"If you look at the video, I've committed to the hit," said Sheen, who has averaged between two and four penalty minutes per game throughout his playing career.

"By the time he releases his backhand, I'm within a stick's length from him … everything happened so fast."

Smyth was taken to hospital after the game for tests and to make sure he hadn't suffered a skull fracture. He's "on the road to recovery" at home and will be assessed by doctors over the next few days, team officials said in a statement.

He's not expected to rejoin the series.

'My head on a pike' 

Sheen was assessed a match penalty on the play and is unsure when the suspension will be lifted.
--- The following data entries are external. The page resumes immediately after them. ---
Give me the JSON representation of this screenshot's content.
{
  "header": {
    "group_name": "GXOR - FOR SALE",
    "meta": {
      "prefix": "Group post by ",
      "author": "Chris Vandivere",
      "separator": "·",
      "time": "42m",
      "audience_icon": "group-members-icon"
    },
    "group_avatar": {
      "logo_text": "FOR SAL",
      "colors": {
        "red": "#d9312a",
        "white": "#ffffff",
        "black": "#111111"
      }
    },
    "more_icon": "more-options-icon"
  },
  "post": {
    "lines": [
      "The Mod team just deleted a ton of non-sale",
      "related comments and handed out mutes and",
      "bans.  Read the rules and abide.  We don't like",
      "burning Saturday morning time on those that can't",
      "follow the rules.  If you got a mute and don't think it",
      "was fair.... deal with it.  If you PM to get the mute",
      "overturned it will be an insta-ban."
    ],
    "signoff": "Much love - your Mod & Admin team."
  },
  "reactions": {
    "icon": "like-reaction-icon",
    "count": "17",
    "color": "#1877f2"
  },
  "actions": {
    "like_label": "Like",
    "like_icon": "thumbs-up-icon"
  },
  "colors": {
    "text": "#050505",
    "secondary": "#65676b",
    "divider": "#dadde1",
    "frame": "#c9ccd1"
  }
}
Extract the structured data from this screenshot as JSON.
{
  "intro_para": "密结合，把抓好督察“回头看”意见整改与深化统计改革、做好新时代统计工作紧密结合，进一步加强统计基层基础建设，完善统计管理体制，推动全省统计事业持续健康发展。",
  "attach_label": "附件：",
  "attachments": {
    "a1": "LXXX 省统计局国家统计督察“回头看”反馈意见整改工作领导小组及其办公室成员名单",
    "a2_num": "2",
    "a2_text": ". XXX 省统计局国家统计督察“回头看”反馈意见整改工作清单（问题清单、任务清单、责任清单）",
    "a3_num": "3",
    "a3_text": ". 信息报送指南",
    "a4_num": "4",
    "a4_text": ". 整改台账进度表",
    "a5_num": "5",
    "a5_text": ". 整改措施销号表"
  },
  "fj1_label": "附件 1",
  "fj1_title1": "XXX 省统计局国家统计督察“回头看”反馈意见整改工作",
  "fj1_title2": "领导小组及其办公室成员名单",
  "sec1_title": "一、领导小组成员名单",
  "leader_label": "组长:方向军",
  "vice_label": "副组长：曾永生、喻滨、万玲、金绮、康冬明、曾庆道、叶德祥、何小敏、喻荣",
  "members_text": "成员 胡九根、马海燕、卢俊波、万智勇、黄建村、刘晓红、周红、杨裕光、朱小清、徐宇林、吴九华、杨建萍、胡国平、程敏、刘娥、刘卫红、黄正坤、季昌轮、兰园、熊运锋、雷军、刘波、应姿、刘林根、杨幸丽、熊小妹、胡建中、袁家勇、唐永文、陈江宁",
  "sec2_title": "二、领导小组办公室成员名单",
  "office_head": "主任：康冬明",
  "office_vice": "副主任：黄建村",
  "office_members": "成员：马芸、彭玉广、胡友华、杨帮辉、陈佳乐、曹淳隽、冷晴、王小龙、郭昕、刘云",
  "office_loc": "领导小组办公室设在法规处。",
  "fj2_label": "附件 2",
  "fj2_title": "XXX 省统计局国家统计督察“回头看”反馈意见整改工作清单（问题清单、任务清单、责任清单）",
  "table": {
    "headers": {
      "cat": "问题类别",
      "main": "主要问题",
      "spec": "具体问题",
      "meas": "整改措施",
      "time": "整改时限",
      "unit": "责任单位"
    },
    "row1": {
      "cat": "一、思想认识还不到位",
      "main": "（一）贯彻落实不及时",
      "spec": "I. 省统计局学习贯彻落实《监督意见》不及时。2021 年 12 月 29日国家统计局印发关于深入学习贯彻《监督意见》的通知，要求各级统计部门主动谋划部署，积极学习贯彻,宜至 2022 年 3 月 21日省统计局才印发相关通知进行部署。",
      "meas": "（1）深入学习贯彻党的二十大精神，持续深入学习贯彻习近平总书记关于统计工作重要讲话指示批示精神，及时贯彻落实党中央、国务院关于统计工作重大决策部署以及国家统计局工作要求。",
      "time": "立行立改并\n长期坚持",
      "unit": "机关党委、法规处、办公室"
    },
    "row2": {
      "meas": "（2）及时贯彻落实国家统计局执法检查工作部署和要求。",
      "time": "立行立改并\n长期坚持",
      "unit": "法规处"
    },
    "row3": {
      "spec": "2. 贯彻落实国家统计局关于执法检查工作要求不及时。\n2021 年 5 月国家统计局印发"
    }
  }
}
There may be supplemental discipline from the league.

Even so, he's more concerned about the vitriol he's receiving from strangers on social media.

He's been flooded with dozens of angry messages, even death threats.

"I've got a guy telling me that if I don't formally, publicly apologize to Ryan that I'm going to get a beat down, and the conversation goes on that there are already plans to have my head on a pike," Sheen said.

"And some guy just wrote that I need to die painfully of cancer. That's a line that's been crossed."

Sheen hasn't spoken to Smyth since Saturday's game, but said he left a voicemail, wishing him a quick recovery.

"It was a gut-wrenching feeling to seeing him laying there. I've laid out a thousand hits over the last 16 years and not once have I injured somebody like that," he said.

"I respect him as a hockey player. I think he's done wonders for the hockey community.

"I don't want to see him hurt. I want him to have a speedy recovery and join this league again."